▸ **The task**
The lines to copy from the data below are those that hold the string "JSON".

***** Records for this exercise *****

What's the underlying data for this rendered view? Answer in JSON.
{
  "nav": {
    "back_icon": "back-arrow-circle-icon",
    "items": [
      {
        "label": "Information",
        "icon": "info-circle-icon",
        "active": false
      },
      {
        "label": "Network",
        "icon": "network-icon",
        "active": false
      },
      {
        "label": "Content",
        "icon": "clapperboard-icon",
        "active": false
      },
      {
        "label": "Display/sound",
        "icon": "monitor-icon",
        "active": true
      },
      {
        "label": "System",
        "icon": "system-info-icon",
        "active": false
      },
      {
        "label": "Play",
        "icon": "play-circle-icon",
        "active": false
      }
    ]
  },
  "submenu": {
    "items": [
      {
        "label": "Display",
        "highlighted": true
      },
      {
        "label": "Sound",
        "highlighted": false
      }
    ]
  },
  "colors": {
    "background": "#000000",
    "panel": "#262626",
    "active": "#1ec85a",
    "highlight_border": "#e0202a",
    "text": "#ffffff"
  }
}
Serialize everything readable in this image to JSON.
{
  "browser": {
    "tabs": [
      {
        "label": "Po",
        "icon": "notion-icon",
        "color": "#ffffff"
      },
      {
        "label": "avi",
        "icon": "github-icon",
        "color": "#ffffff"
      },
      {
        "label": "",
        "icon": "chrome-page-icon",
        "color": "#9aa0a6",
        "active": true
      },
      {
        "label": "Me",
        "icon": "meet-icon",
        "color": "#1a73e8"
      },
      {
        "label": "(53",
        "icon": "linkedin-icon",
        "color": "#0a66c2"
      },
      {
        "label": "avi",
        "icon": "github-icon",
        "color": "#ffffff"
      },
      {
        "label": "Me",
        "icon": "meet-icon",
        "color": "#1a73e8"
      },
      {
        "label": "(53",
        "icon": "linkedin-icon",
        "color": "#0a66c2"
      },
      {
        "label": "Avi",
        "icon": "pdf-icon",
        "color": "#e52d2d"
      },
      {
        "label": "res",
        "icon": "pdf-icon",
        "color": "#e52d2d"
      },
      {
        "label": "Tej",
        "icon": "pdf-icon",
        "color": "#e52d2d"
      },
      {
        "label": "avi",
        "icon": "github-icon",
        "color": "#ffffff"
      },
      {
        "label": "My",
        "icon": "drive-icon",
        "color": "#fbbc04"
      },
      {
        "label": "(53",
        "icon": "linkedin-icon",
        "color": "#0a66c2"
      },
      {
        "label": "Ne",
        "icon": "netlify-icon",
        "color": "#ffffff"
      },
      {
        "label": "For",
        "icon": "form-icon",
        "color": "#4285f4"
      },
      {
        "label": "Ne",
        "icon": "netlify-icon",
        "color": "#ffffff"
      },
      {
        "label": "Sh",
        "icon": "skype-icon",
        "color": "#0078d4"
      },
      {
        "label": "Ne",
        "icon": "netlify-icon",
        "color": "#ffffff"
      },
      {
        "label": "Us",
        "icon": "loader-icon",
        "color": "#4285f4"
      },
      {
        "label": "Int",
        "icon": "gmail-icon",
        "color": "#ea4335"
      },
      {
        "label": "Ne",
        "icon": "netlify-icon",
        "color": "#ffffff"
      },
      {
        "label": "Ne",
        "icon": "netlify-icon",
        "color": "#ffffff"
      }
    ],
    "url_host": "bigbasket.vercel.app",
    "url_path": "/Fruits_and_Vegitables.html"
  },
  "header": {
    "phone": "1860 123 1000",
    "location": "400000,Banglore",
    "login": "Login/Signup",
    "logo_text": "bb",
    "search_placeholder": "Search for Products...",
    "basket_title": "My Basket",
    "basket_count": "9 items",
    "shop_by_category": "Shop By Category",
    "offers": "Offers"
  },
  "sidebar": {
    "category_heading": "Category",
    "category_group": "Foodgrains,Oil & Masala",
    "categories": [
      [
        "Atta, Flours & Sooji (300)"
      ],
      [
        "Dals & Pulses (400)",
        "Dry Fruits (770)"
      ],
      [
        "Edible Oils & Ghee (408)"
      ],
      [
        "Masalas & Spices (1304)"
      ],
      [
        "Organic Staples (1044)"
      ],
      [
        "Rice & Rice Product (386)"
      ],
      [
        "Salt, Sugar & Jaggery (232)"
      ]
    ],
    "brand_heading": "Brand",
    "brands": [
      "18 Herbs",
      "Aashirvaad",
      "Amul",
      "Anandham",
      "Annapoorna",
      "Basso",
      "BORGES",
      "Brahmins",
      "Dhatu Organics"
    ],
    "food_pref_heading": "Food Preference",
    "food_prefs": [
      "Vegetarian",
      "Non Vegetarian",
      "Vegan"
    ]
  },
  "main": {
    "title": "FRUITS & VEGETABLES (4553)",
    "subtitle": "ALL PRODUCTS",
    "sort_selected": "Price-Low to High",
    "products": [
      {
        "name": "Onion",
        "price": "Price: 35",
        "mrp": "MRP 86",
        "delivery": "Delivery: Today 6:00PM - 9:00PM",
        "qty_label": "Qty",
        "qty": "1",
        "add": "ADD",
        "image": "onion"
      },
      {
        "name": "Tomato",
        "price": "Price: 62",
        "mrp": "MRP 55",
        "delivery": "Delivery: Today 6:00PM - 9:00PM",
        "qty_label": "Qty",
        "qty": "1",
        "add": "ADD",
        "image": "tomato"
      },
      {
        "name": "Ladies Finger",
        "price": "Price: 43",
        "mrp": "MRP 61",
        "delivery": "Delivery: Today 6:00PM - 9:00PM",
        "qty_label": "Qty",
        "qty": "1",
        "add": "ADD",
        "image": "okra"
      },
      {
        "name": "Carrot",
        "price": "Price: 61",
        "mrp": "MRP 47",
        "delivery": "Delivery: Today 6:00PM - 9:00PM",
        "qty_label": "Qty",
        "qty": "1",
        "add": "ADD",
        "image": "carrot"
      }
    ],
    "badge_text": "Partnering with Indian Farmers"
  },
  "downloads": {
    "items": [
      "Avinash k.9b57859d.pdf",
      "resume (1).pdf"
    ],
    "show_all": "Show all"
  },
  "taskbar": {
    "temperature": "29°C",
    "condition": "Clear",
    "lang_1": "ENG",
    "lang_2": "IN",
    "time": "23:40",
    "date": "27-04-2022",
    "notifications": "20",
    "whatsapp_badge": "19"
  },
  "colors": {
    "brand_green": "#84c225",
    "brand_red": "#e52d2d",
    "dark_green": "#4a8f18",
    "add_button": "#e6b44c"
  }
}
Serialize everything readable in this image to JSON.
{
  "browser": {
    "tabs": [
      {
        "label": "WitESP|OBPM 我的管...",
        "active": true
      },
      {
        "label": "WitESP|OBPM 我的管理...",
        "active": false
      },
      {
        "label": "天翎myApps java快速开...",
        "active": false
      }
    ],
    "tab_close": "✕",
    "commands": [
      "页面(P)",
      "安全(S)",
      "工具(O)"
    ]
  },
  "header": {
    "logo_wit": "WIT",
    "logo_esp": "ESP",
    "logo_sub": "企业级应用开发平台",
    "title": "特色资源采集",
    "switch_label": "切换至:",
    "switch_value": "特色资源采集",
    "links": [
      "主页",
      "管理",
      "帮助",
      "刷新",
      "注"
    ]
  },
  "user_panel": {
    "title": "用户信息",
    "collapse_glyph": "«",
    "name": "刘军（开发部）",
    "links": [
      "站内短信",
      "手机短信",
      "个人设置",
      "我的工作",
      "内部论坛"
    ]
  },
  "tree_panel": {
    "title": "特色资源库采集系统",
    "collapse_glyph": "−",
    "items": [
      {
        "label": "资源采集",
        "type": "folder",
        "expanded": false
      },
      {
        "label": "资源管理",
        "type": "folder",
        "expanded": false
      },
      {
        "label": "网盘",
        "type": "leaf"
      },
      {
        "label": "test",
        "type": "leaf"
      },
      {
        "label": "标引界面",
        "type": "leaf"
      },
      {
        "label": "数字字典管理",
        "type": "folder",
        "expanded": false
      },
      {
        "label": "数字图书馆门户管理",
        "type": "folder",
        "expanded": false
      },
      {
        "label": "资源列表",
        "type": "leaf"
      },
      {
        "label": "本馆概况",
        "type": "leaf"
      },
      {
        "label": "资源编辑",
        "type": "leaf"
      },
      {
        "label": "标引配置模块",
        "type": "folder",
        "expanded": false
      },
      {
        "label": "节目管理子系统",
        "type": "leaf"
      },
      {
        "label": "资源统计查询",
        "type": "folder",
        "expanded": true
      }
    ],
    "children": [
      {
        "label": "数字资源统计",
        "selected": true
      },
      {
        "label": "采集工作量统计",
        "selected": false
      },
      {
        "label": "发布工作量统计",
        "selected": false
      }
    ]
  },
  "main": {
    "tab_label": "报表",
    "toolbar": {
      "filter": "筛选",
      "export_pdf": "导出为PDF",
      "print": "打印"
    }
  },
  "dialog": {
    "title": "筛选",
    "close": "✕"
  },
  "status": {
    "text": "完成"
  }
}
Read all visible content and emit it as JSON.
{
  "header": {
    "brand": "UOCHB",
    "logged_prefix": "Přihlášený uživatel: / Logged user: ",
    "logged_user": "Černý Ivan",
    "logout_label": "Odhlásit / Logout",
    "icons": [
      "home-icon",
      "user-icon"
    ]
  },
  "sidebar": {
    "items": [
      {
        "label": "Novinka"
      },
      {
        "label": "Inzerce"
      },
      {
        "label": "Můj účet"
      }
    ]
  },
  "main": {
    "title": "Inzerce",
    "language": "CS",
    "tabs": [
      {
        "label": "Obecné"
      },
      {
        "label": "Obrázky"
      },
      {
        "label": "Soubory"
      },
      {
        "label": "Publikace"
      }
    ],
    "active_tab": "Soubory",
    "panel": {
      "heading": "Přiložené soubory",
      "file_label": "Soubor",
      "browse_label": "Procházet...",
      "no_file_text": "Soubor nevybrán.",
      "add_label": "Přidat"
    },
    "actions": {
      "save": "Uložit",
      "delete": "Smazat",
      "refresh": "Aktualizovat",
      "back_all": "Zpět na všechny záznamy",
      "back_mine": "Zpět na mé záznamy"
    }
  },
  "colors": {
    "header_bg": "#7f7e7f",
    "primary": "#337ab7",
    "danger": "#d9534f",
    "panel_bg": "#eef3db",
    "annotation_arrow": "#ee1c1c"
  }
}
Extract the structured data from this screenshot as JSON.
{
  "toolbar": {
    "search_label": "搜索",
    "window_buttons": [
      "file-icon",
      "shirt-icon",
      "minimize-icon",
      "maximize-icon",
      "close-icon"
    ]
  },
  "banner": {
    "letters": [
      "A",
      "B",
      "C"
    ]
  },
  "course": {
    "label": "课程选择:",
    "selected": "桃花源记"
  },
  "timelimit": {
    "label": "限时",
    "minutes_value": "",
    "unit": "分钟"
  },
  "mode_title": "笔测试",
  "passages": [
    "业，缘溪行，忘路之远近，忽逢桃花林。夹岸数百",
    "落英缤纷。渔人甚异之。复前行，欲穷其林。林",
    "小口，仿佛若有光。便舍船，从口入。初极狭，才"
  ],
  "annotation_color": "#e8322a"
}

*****

▸ **Task response**
What's the underlying data for this rendered view? Answer in JSON.
Serialize everything readable in this image to JSON.
Serialize everything readable in this image to JSON.
Read all visible content and emit it as JSON.
Extract the structured data from this screenshot as JSON.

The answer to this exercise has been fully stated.